- [PROBLEM STATEMENT]: For the full listing below, write out each entry exactly and exclude the images.
· · · · · · ·
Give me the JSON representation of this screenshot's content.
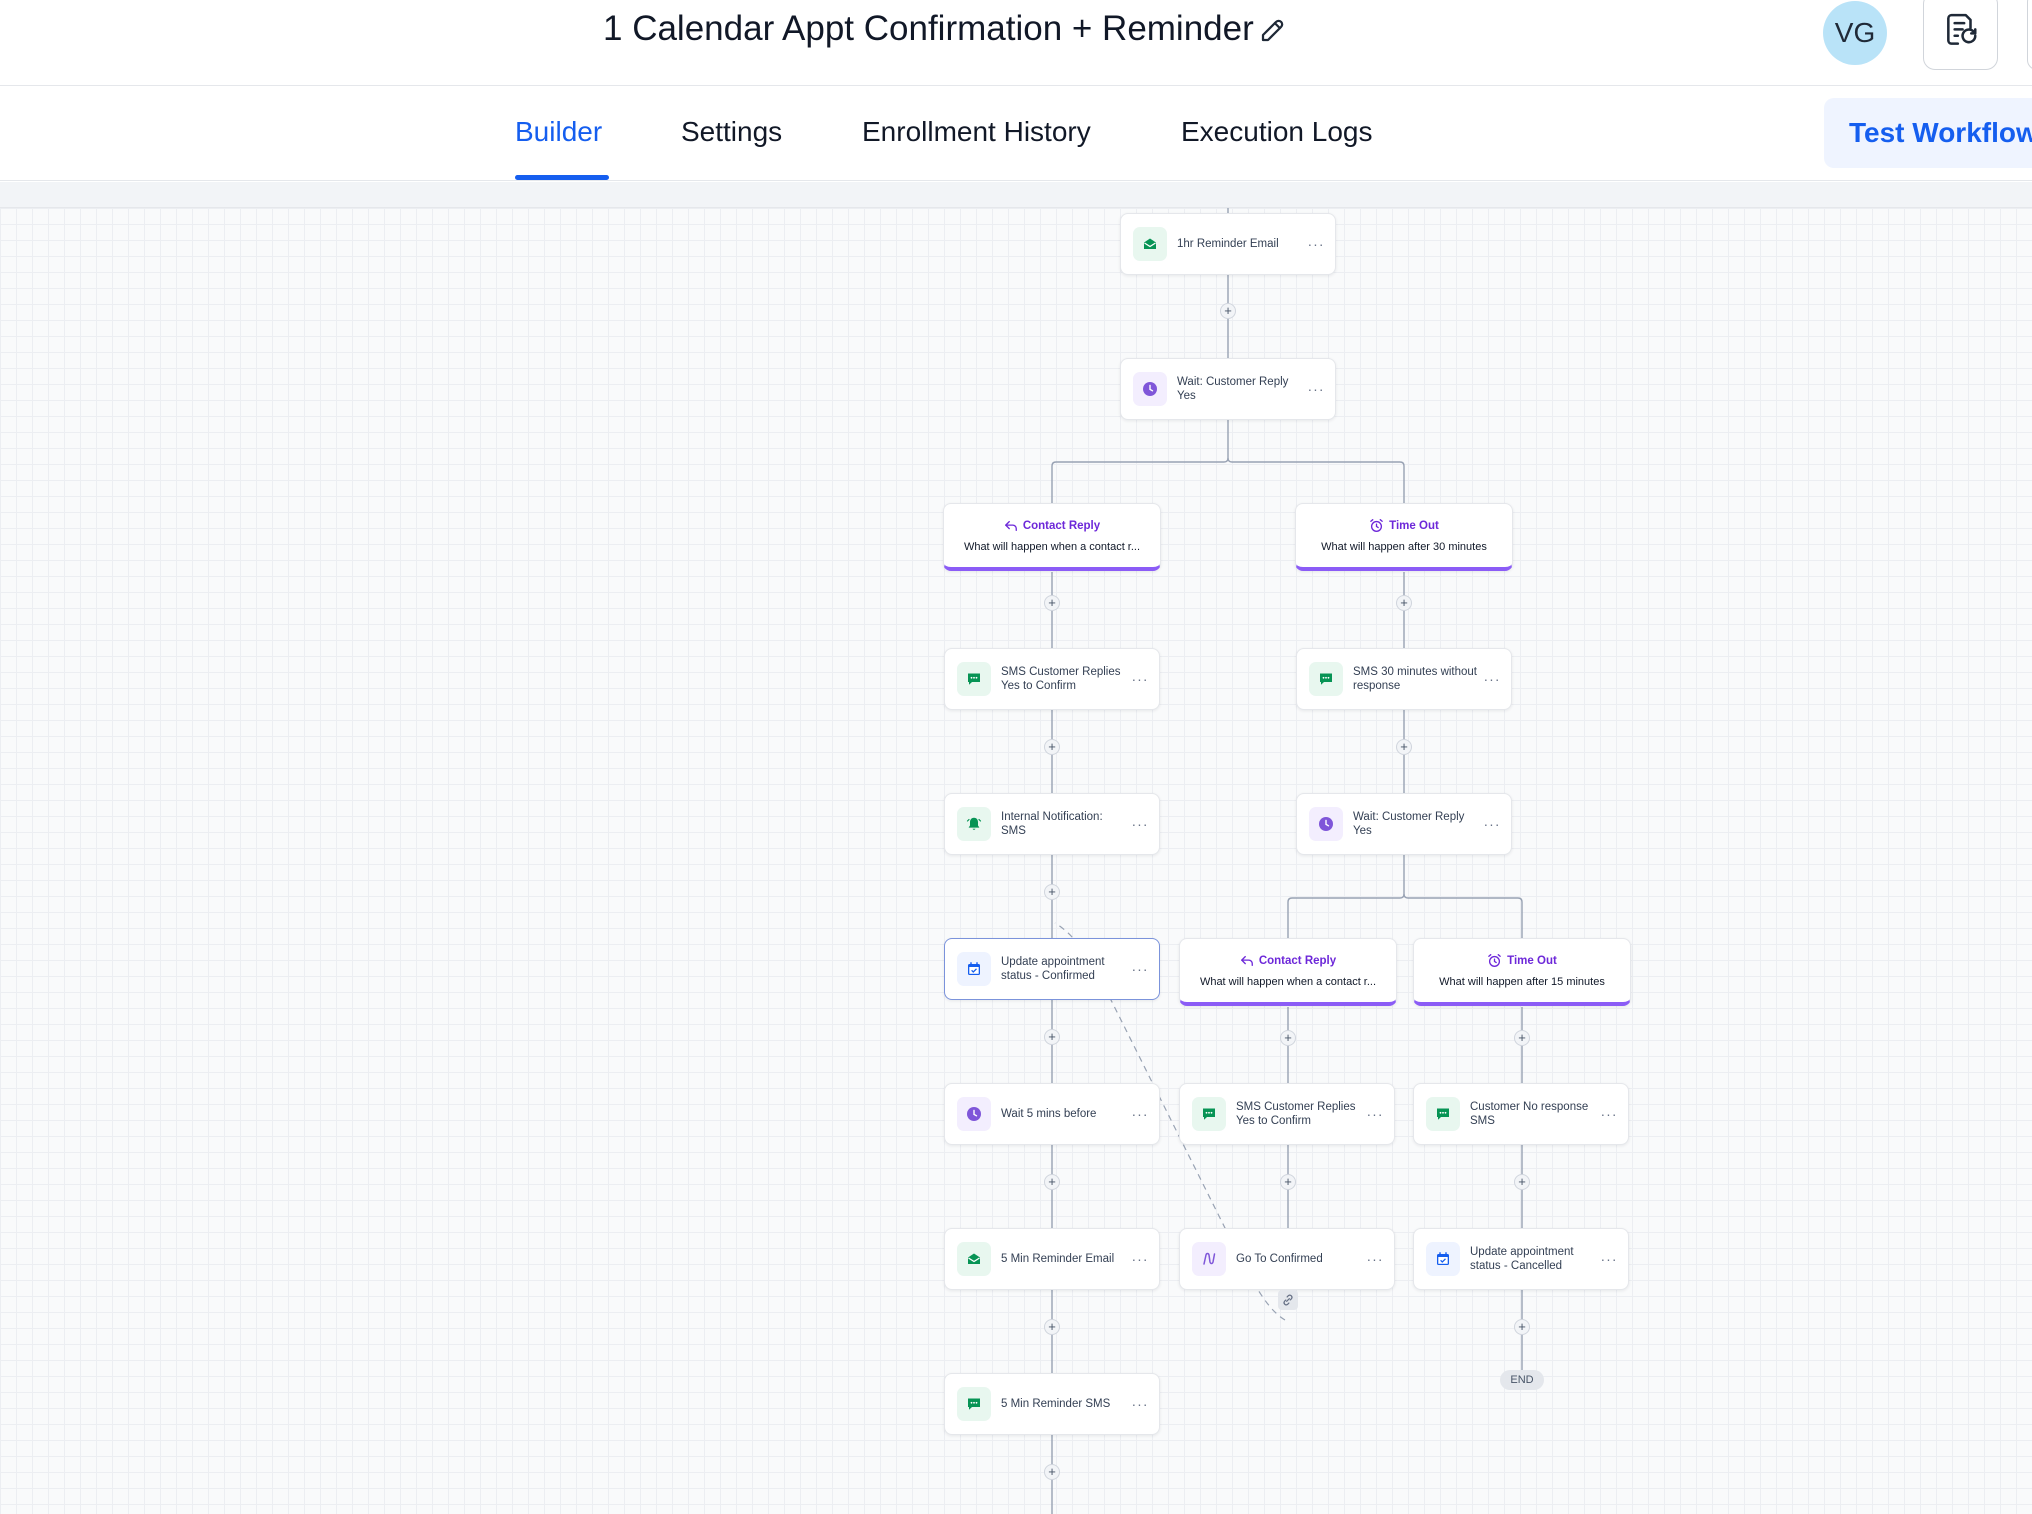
{
  "header": {
    "workflow_title": "1 Calendar Appt Confirmation + Reminder",
    "avatar_initials": "VG"
  },
  "tabs": [
    {
      "label": "Builder",
      "active": true
    },
    {
      "label": "Settings",
      "active": false
    },
    {
      "label": "Enrollment History",
      "active": false
    },
    {
      "label": "Execution Logs",
      "active": false
    }
  ],
  "test_button_label": "Test Workflow",
  "colors": {
    "accent": "#155eef",
    "branch_purple": "#8b5cf6",
    "email_sms_green": "#079455",
    "wait_purple": "#7f56d9",
    "calendar_blue": "#155eef"
  },
  "nodes": {
    "reminder_email_1hr": {
      "label": "1hr Reminder Email",
      "icon": "email-icon"
    },
    "wait_reply_1": {
      "label": "Wait: Customer Reply Yes",
      "icon": "clock-icon"
    },
    "sms_confirm_1": {
      "label": "SMS Customer Replies Yes to Confirm",
      "icon": "sms-icon"
    },
    "internal_notification": {
      "label": "Internal Notification: SMS",
      "icon": "bell-icon"
    },
    "update_confirmed": {
      "label": "Update appointment status - Confirmed",
      "icon": "calendar-check-icon"
    },
    "wait_5_mins": {
      "label": "Wait 5 mins before",
      "icon": "clock-icon"
    },
    "reminder_email_5min": {
      "label": "5 Min Reminder Email",
      "icon": "email-icon"
    },
    "reminder_sms_5min": {
      "label": "5 Min Reminder SMS",
      "icon": "sms-icon"
    },
    "sms_no_response_30": {
      "label": "SMS 30 minutes without response",
      "icon": "sms-icon"
    },
    "wait_reply_2": {
      "label": "Wait: Customer Reply Yes",
      "icon": "clock-icon"
    },
    "sms_confirm_2": {
      "label": "SMS Customer Replies Yes to Confirm",
      "icon": "sms-icon"
    },
    "go_to_confirmed": {
      "label": "Go To Confirmed",
      "icon": "goto-icon"
    },
    "customer_no_response_sms": {
      "label": "Customer No response SMS",
      "icon": "sms-icon"
    },
    "update_cancelled": {
      "label": "Update appointment status - Cancelled",
      "icon": "calendar-check-icon"
    }
  },
  "branches": {
    "contact_reply_1": {
      "title": "Contact Reply",
      "description": "What will happen when a contact r...",
      "icon": "reply-icon"
    },
    "timeout_30": {
      "title": "Time Out",
      "description": "What will happen after 30 minutes",
      "icon": "alarm-icon"
    },
    "contact_reply_2": {
      "title": "Contact Reply",
      "description": "What will happen when a contact r...",
      "icon": "reply-icon"
    },
    "timeout_15": {
      "title": "Time Out",
      "description": "What will happen after 15 minutes",
      "icon": "alarm-icon"
    }
  },
  "end_label": "END",
  "node_menu_glyph": "···",
  "plus_glyph": "+"
}
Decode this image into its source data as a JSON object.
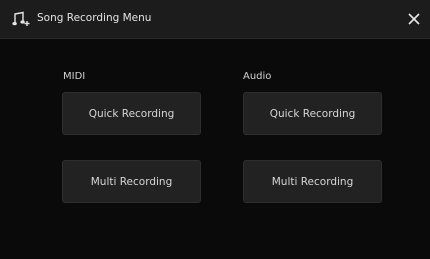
{
  "header": {
    "title": "Song Recording Menu",
    "icon": "music-note-icon",
    "close_icon": "close-icon"
  },
  "sections": {
    "midi": {
      "label": "MIDI",
      "quick_label": "Quick Recording",
      "multi_label": "Multi Recording"
    },
    "audio": {
      "label": "Audio",
      "quick_label": "Quick Recording",
      "multi_label": "Multi Recording"
    }
  },
  "colors": {
    "background": "#0a0a0a",
    "titlebar": "#1c1c1c",
    "button": "#222222",
    "text": "#d6d6d6"
  }
}
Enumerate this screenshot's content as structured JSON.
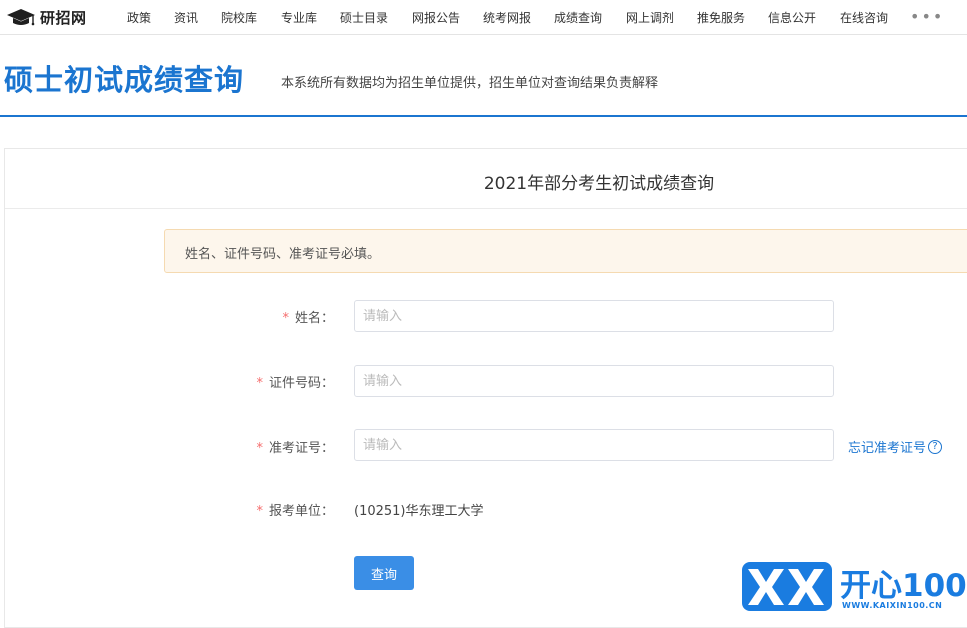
{
  "brand": {
    "name": "研招网"
  },
  "nav": {
    "items": [
      "政策",
      "资讯",
      "院校库",
      "专业库",
      "硕士目录",
      "网报公告",
      "统考网报",
      "成绩查询",
      "网上调剂",
      "推免服务",
      "信息公开",
      "在线咨询"
    ],
    "more": "•••"
  },
  "header": {
    "title": "硕士初试成绩查询",
    "subtitle": "本系统所有数据均为招生单位提供，招生单位对查询结果负责解释"
  },
  "panel": {
    "title": "2021年部分考生初试成绩查询",
    "notice": "姓名、证件号码、准考证号必填。"
  },
  "form": {
    "required_mark": "*",
    "name_label": "姓名：",
    "name_placeholder": "请输入",
    "id_label": "证件号码：",
    "id_placeholder": "请输入",
    "exam_label": "准考证号：",
    "exam_placeholder": "请输入",
    "forgot_link": "忘记准考证号",
    "help_icon": "?",
    "unit_label": "报考单位：",
    "unit_value": "(10251)华东理工大学",
    "submit_label": "查询"
  },
  "watermark": {
    "text": "开心100",
    "url": "WWW.KAIXIN100.CN",
    "color": "#1a7ce0"
  },
  "colors": {
    "accent": "#1b75d0",
    "button": "#3a8ee6",
    "required": "#f56c6c",
    "alert_bg": "#fdf6ec"
  }
}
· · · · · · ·
- [RESULT FOR THIS EXERCISE]:
Give me the JSON representation of this screenshot's content.
{
  "header": {
    "workflow_title": "1 Calendar Appt Confirmation + Reminder",
    "avatar_initials": "VG"
  },
  "tabs": [
    {
      "label": "Builder",
      "active": true
    },
    {
      "label": "Settings",
      "active": false
    },
    {
      "label": "Enrollment History",
      "active": false
    },
    {
      "label": "Execution Logs",
      "active": false
    }
  ],
  "test_button_label": "Test Workflow",
  "colors": {
    "accent": "#155eef",
    "branch_purple": "#8b5cf6",
    "email_sms_green": "#079455",
    "wait_purple": "#7f56d9",
    "calendar_blue": "#155eef"
  },
  "nodes": {
    "reminder_email_1hr": {
      "label": "1hr Reminder Email",
      "icon": "email-icon"
    },
    "wait_reply_1": {
      "label": "Wait: Customer Reply Yes",
      "icon": "clock-icon"
    },
    "sms_confirm_1": {
      "label": "SMS Customer Replies Yes to Confirm",
      "icon": "sms-icon"
    },
    "internal_notification": {
      "label": "Internal Notification: SMS",
      "icon": "bell-icon"
    },
    "update_confirmed": {
      "label": "Update appointment status - Confirmed",
      "icon": "calendar-check-icon"
    },
    "wait_5_mins": {
      "label": "Wait 5 mins before",
      "icon": "clock-icon"
    },
    "reminder_email_5min": {
      "label": "5 Min Reminder Email",
      "icon": "email-icon"
    },
    "reminder_sms_5min": {
      "label": "5 Min Reminder SMS",
      "icon": "sms-icon"
    },
    "sms_no_response_30": {
      "label": "SMS 30 minutes without response",
      "icon": "sms-icon"
    },
    "wait_reply_2": {
      "label": "Wait: Customer Reply Yes",
      "icon": "clock-icon"
    },
    "sms_confirm_2": {
      "label": "SMS Customer Replies Yes to Confirm",
      "icon": "sms-icon"
    },
    "go_to_confirmed": {
      "label": "Go To Confirmed",
      "icon": "goto-icon"
    },
    "customer_no_response_sms": {
      "label": "Customer No response SMS",
      "icon": "sms-icon"
    },
    "update_cancelled": {
      "label": "Update appointment status - Cancelled",
      "icon": "calendar-check-icon"
    }
  },
  "branches": {
    "contact_reply_1": {
      "title": "Contact Reply",
      "description": "What will happen when a contact r...",
      "icon": "reply-icon"
    },
    "timeout_30": {
      "title": "Time Out",
      "description": "What will happen after 30 minutes",
      "icon": "alarm-icon"
    },
    "contact_reply_2": {
      "title": "Contact Reply",
      "description": "What will happen when a contact r...",
      "icon": "reply-icon"
    },
    "timeout_15": {
      "title": "Time Out",
      "description": "What will happen after 15 minutes",
      "icon": "alarm-icon"
    }
  },
  "end_label": "END",
  "node_menu_glyph": "···",
  "plus_glyph": "+"
}
Decode this image into its source data as a JSON object.
{
  "header": {
    "title": "Song Recording Menu",
    "icon": "music-note-icon",
    "close_icon": "close-icon"
  },
  "sections": {
    "midi": {
      "label": "MIDI",
      "quick_label": "Quick Recording",
      "multi_label": "Multi Recording"
    },
    "audio": {
      "label": "Audio",
      "quick_label": "Quick Recording",
      "multi_label": "Multi Recording"
    }
  },
  "colors": {
    "background": "#0a0a0a",
    "titlebar": "#1c1c1c",
    "button": "#222222",
    "text": "#d6d6d6"
  }
}
Enumerate this screenshot's content as structured JSON.
{
  "brand": {
    "name": "研招网"
  },
  "nav": {
    "items": [
      "政策",
      "资讯",
      "院校库",
      "专业库",
      "硕士目录",
      "网报公告",
      "统考网报",
      "成绩查询",
      "网上调剂",
      "推免服务",
      "信息公开",
      "在线咨询"
    ],
    "more": "•••"
  },
  "header": {
    "title": "硕士初试成绩查询",
    "subtitle": "本系统所有数据均为招生单位提供，招生单位对查询结果负责解释"
  },
  "panel": {
    "title": "2021年部分考生初试成绩查询",
    "notice": "姓名、证件号码、准考证号必填。"
  },
  "form": {
    "required_mark": "*",
    "name_label": "姓名：",
    "name_placeholder": "请输入",
    "id_label": "证件号码：",
    "id_placeholder": "请输入",
    "exam_label": "准考证号：",
    "exam_placeholder": "请输入",
    "forgot_link": "忘记准考证号",
    "help_icon": "?",
    "unit_label": "报考单位：",
    "unit_value": "(10251)华东理工大学",
    "submit_label": "查询"
  },
  "watermark": {
    "text": "开心100",
    "url": "WWW.KAIXIN100.CN",
    "color": "#1a7ce0"
  },
  "colors": {
    "accent": "#1b75d0",
    "button": "#3a8ee6",
    "required": "#f56c6c",
    "alert_bg": "#fdf6ec"
  }
}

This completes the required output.